Миссия России в современном мире как платформа политики «мягкой силы»
Human rights advocacy has evolved into a legitimate foreign policy priority of the contemporary United States. The values and beliefs behind this concern are endorsed by a variety of American NGOs. The paper looks at American human rights advocacy and its impact on foreign policy decision-making. Human rights groups constitute a powerful independent lobby sector, whose success must be attributed to the unique nature of the American political culture. The article analyses the industrys specific characteristics and offers a classification of NGOs based on their mission, activities and lobbying profile.
The Russian agenda for relations with the United States is very modest and largely retrospective. The agenda lacks new possible areas of cooperation (e.g. building closer security cooperation in the Asia-Pacific region), which could make the relations between the two countries more sustainable. The same is true of the joint agenda for the next six months, as reflected in the joint statement made by President Putin and U.S. President Obama following their meeting in Los Cabos on June 18th. The word “partnership,” in view of relations between Russia and the U.S., was not mentioned at all.
In February 2012, the influence of the presidential elections in Russia, held on March 4, 2012, on Russian-American relations reached its climax. The election campaign of the Prime Minister Vladimir Putin made a special emphasis on the idea of the revival of Russia as a great power, the restoration of its military power and the strengthening of Russia’s foreign policy independence. In the eyes of most of Russia’s political elite, this primarily involves maintaining a strategic balance with the U.S. and a stiff opposition to Washington on issues not coinciding with Russia’s interests, including interference in the affairs of other states, Russia included.

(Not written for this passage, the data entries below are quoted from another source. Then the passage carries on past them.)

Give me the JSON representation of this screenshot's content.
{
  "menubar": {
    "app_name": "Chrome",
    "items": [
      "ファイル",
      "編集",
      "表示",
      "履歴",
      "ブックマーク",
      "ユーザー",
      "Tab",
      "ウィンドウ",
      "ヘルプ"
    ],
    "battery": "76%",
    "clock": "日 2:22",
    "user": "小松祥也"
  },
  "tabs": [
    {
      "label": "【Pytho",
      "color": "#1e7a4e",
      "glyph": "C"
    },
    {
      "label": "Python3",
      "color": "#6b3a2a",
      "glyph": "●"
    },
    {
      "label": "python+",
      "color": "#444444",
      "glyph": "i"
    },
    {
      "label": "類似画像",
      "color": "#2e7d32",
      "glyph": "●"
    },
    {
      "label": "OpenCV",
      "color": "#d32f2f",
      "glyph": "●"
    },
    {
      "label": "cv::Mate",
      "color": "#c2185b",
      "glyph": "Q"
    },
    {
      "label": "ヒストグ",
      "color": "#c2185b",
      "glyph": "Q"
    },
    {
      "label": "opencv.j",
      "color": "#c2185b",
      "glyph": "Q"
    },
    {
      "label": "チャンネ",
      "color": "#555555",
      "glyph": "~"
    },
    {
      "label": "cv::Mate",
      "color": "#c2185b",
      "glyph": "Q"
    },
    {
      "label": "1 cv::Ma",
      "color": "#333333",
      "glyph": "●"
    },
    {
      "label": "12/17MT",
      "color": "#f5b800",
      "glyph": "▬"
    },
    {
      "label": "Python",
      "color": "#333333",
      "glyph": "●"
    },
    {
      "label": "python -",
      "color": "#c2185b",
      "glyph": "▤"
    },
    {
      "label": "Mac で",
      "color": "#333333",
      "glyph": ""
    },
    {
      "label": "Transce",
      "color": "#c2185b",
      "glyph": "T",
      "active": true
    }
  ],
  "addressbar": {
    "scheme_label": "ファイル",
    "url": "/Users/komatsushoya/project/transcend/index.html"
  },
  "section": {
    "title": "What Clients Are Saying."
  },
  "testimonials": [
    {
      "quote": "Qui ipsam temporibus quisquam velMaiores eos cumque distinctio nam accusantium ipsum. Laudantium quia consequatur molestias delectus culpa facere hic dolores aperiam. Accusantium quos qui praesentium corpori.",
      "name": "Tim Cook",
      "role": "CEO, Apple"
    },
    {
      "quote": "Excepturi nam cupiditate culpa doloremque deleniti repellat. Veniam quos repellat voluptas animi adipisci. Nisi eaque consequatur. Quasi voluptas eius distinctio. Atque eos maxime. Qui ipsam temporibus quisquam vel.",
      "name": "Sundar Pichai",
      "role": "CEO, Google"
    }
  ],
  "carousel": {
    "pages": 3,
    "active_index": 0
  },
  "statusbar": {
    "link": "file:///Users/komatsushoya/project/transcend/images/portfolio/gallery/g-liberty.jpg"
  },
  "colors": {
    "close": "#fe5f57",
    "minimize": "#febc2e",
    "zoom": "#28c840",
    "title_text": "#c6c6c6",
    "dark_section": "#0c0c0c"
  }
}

The chapter explores the foreign policy priorities of China and Russia with regard to the following sub-questions: Are China and Russia driven by ideology or by pragmatism? How much weight does ‘hard power’ carry versus ‘soft power’ in the strategic policy formulation of both countries? How do they strive to uphold their insistence on respect for sovereignty while their economic power increasingly relies on international interdependence?